Some of the political events are included as random events. Additionally, there are events that could have happened, but did not, such as the appearance of both Union and Confederate forces from the American Civil War. Cactus Throne does include some elements of seapower, but only to the extent that it affected the land battles. Ship-to-ship combat is not simulated.
GARPA comes back with a couple of new pre-order offerings for you ~
GrogHeads Staff, 16 September 2016
HOLDFAST: ATLANTIC and HOLDFAST: PACIFIC (Worthington Games)
$33500 of $10k, ends 24 SEP 2016
Worthington takes their popular block-based Holdfast series from big land wars (Korea, Russia) and heads to sea, as WWII comes back to life on your tabletop with this new pair of games. The influence of the classics War at Sea and Victory in the Pacific is obvious, but with the fog of war that block games can give you. Big region-based maps, and low-complexity gameplay get gamers into the action as fast as possible, and let armchair admirals focus on the war and not the rulebook.
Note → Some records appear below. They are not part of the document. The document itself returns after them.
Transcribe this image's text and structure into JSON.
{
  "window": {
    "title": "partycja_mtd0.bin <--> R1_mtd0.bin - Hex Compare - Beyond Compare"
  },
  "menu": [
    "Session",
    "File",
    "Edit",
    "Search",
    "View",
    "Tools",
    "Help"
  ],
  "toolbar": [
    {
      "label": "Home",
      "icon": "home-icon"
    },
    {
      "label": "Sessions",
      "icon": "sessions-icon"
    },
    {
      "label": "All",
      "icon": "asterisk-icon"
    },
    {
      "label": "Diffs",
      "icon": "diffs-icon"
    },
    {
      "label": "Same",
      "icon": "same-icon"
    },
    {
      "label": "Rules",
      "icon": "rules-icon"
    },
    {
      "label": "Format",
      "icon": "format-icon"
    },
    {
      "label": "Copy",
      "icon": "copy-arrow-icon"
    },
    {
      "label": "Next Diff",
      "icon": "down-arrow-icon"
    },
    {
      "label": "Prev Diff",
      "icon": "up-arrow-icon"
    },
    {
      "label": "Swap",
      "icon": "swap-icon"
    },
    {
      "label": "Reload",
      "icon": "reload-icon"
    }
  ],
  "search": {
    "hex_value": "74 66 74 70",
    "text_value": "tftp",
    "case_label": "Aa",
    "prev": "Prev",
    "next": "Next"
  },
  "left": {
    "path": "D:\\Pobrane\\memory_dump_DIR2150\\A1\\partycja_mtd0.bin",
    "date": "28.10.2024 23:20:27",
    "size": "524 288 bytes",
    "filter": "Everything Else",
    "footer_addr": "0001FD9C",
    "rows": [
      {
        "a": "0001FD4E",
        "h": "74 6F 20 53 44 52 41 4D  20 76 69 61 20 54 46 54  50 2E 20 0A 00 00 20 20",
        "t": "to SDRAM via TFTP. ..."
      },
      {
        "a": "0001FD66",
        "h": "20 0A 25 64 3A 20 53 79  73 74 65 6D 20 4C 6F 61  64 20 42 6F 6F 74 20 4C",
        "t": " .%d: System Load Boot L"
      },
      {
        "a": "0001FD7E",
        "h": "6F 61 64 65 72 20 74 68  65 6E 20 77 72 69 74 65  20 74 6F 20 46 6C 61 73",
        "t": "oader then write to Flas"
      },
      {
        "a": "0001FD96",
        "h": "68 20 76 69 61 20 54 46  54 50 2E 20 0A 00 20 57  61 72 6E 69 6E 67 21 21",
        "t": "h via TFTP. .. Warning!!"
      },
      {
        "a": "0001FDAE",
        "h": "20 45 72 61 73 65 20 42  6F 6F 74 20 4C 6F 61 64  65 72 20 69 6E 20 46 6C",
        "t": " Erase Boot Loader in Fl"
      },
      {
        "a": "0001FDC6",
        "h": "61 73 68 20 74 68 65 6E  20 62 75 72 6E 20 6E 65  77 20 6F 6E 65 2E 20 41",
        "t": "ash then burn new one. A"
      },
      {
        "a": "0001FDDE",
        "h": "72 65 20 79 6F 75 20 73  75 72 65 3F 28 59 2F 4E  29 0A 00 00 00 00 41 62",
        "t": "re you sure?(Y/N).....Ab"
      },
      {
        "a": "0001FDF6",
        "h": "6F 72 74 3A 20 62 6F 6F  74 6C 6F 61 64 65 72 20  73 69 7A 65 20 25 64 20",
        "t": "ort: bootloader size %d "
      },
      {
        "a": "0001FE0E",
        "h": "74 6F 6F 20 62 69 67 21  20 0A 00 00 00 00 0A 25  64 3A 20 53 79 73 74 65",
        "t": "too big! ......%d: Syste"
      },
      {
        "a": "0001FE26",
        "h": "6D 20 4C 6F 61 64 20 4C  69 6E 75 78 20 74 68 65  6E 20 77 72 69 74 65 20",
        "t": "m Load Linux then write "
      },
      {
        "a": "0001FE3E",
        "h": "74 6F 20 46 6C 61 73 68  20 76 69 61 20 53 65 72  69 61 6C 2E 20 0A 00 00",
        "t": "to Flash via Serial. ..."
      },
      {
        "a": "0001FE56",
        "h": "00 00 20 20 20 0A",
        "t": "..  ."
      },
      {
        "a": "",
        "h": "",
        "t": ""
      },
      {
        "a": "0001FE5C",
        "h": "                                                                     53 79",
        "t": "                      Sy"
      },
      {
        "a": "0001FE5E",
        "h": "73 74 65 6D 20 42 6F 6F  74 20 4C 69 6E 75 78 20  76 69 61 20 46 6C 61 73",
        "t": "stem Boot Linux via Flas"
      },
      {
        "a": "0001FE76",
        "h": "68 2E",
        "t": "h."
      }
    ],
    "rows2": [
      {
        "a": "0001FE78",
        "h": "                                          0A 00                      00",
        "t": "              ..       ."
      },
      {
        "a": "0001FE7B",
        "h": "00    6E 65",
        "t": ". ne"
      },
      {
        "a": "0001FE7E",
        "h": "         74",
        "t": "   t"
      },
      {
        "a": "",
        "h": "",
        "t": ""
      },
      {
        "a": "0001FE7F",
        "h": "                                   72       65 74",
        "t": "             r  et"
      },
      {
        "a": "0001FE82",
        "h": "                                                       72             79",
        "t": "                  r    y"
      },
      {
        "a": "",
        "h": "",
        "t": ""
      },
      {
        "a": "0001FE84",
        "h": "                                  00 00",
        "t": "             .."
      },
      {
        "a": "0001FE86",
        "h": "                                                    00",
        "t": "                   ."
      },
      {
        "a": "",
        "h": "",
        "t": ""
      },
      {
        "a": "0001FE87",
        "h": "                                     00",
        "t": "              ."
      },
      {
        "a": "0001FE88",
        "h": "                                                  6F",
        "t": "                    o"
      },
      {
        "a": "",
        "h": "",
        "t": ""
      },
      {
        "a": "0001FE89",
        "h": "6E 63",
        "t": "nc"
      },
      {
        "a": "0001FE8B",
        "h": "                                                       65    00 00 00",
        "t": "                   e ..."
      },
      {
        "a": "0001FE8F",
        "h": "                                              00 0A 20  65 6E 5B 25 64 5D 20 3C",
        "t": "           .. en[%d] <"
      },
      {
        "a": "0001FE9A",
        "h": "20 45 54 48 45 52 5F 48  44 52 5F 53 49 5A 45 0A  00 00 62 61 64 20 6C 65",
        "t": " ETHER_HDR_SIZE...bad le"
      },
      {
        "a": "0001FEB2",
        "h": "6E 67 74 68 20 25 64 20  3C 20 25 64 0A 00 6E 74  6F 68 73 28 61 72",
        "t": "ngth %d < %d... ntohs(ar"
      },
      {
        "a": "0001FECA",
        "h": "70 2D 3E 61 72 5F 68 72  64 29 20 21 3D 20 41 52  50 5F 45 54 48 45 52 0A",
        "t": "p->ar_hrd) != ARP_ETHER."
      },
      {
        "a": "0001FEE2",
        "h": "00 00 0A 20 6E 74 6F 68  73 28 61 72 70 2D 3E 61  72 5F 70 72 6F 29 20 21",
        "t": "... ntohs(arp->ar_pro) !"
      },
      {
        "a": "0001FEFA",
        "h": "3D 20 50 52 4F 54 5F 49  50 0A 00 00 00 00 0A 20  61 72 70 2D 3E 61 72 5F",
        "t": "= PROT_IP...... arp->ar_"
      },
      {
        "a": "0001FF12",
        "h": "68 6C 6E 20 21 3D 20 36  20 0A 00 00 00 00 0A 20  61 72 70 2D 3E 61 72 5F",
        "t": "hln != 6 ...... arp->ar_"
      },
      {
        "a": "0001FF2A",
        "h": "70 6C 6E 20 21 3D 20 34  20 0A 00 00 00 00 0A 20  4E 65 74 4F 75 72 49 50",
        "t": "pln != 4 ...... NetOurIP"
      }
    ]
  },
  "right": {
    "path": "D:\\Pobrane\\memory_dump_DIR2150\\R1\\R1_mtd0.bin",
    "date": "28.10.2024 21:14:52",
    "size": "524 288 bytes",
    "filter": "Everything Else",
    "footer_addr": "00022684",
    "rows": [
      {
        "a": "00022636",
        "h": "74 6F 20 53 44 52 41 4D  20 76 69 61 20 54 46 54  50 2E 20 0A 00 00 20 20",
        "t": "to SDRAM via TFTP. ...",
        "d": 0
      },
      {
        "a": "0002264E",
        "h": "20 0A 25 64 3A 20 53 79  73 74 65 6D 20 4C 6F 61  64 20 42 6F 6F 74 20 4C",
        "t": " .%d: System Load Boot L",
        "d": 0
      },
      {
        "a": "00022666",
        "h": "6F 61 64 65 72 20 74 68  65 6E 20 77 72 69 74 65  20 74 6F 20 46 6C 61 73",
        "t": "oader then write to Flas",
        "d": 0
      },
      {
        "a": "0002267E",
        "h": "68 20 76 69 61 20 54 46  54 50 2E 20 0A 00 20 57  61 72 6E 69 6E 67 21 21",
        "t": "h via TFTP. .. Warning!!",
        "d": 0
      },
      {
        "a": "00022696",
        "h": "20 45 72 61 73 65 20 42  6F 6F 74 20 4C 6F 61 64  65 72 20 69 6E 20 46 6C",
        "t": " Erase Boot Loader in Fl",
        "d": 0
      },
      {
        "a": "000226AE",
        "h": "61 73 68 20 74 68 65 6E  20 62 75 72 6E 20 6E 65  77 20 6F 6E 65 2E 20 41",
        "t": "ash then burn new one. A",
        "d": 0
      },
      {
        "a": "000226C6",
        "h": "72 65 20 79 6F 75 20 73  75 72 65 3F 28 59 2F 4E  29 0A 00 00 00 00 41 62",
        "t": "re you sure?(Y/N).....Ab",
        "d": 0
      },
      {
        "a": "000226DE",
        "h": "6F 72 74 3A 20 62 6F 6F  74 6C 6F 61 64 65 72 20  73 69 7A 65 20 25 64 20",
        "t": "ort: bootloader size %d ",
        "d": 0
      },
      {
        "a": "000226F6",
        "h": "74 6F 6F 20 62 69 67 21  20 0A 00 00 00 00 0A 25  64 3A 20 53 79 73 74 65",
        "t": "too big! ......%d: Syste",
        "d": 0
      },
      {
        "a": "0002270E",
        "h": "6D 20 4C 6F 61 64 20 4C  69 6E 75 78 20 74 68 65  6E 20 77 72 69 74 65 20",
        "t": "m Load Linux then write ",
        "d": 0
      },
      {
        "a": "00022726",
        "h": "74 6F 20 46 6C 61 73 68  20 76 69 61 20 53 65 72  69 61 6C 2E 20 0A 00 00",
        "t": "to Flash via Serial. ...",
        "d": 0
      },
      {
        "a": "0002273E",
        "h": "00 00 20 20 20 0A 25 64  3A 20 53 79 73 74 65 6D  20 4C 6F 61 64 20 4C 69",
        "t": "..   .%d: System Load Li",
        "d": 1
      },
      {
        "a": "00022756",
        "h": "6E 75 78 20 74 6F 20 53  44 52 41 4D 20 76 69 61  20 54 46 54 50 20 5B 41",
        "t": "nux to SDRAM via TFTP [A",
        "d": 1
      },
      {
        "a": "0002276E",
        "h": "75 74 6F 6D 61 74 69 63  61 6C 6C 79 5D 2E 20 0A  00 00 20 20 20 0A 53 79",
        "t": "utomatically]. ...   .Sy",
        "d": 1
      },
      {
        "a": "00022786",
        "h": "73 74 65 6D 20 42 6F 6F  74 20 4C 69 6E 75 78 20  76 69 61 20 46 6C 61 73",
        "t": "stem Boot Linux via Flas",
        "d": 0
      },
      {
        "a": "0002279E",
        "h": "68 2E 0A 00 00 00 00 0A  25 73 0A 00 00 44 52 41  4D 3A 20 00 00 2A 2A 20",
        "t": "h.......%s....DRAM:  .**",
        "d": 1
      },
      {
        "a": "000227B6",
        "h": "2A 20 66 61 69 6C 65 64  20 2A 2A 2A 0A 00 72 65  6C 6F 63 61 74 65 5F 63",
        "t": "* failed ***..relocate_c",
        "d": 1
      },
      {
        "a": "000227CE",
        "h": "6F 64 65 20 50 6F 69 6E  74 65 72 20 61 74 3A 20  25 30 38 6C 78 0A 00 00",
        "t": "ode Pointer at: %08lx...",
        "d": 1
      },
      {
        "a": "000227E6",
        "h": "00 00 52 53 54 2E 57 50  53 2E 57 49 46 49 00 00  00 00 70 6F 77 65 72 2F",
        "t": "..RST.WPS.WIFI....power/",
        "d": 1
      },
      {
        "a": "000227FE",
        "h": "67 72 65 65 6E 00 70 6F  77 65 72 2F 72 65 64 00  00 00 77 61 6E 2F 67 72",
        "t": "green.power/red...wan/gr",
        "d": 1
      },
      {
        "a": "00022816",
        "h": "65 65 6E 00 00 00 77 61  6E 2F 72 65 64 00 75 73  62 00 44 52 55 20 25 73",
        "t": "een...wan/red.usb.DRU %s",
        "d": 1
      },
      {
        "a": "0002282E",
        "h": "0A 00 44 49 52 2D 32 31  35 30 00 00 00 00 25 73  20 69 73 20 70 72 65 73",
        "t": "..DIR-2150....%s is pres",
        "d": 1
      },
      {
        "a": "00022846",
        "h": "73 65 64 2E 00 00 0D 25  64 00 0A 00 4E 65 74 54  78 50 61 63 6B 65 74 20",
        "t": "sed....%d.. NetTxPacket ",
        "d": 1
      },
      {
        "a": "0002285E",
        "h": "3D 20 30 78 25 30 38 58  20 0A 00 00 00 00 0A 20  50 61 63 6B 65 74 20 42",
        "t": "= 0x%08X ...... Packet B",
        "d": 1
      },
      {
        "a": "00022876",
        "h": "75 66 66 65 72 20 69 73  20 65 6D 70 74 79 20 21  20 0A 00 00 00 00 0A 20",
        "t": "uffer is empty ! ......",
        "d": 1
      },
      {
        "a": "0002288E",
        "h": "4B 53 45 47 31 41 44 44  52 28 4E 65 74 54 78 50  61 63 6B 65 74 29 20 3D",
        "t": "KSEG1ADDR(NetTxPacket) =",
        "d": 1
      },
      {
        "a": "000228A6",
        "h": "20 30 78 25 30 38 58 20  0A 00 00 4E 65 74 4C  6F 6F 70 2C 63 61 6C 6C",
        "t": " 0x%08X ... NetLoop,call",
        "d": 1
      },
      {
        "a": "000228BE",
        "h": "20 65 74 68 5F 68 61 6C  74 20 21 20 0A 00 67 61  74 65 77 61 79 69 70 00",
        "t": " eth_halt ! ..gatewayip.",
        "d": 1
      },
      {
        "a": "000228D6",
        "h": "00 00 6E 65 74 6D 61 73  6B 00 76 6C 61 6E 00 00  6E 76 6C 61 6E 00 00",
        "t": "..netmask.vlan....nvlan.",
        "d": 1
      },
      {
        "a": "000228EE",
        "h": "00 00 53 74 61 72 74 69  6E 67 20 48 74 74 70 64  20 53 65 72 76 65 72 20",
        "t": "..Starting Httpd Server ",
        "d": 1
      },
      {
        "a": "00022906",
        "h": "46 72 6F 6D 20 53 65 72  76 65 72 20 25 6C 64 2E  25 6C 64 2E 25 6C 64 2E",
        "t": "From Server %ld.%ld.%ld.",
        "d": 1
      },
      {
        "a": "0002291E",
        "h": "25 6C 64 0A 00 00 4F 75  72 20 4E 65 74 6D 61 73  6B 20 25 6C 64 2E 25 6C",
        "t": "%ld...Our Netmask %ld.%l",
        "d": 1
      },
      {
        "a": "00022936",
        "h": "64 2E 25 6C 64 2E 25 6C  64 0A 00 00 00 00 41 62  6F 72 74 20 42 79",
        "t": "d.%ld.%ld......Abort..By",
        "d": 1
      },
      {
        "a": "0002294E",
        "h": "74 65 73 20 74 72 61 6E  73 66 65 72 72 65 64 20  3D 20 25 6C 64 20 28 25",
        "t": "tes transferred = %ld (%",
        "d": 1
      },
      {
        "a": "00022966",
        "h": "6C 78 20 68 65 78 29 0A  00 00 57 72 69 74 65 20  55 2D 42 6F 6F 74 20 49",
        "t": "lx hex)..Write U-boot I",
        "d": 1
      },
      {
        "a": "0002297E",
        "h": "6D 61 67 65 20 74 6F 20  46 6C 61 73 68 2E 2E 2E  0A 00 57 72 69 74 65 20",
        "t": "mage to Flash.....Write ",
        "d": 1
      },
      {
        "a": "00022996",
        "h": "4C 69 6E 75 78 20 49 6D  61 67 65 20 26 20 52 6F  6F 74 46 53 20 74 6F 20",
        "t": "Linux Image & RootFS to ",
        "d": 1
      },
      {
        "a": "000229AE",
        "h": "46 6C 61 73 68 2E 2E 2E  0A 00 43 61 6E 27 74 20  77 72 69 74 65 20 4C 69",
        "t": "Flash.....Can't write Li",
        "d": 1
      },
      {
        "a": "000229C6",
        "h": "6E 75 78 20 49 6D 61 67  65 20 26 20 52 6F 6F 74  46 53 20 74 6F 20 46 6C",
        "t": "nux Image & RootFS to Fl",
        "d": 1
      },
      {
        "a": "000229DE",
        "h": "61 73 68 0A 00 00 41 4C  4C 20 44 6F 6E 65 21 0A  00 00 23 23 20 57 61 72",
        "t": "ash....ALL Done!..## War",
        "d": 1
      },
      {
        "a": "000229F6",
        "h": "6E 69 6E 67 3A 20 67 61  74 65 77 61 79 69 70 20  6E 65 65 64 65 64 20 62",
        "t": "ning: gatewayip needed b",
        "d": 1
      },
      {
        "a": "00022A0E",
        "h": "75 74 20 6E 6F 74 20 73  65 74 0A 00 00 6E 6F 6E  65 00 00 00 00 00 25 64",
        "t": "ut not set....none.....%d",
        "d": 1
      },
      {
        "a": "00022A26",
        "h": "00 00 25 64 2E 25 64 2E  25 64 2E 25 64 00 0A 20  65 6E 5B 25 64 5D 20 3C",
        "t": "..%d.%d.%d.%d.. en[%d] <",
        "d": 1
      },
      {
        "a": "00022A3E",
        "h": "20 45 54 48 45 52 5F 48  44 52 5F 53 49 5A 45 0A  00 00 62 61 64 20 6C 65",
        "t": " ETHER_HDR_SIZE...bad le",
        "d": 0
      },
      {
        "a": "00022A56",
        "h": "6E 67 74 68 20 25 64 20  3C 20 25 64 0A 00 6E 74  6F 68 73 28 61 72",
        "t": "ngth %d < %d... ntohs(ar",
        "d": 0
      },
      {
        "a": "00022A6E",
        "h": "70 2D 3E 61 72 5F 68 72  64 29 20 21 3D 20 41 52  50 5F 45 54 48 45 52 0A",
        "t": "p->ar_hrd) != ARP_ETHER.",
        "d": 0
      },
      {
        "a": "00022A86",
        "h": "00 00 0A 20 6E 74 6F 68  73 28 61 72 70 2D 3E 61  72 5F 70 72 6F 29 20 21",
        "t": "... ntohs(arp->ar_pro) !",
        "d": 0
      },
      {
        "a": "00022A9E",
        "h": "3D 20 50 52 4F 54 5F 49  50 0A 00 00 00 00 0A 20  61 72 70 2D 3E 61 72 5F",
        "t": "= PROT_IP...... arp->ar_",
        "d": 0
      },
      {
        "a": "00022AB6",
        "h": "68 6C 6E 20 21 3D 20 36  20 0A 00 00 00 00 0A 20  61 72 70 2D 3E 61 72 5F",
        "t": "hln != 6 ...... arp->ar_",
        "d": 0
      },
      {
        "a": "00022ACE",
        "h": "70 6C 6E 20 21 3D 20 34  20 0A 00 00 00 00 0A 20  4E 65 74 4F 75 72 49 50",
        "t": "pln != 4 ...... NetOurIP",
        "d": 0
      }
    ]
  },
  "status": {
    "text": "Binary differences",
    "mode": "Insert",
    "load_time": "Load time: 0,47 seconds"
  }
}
Steam over to their pledge page and fire your salvo at their Kickstarter campaign.
Cyrano delves deep into the world of Napoleonic battlefields in preparation for an eventual visit, and more ~
Jim Owczarski, 08 September 2016
Most images click to enlarge
People are incessantly telling me I’m missing the point. (ed note – he frequently is, but usually about other things)
They wonder how someone can visit Paris and prefer the Army Museum to the Louvre — pace those areas given over to David — or would rather spend time crawling over an Old Vineyard in Bohemia rather than sitting in a coffee house in Vienna two hours to the south.
They even have a word for what I love to do, viz., “dark tourism”. I suspect it’s not intended as a compliment.
But I, and I am assuredly not alone, am obsessed with Napoleonic battlefields. I read about them, watch movies about them, play as many games about them as I can lay my hands on, and, far less frequently than I would like, visit them. I’ve been to Waterloo twice, Austerlitz once, and, having spent this Summer taking my son to middle-American water parks, am determined that next Summer will bring a visit to Jena-Austerstadt. The management has asked me to share my own journey to Jena as well as talk about those conflict simulations that take up the campaign and its battles.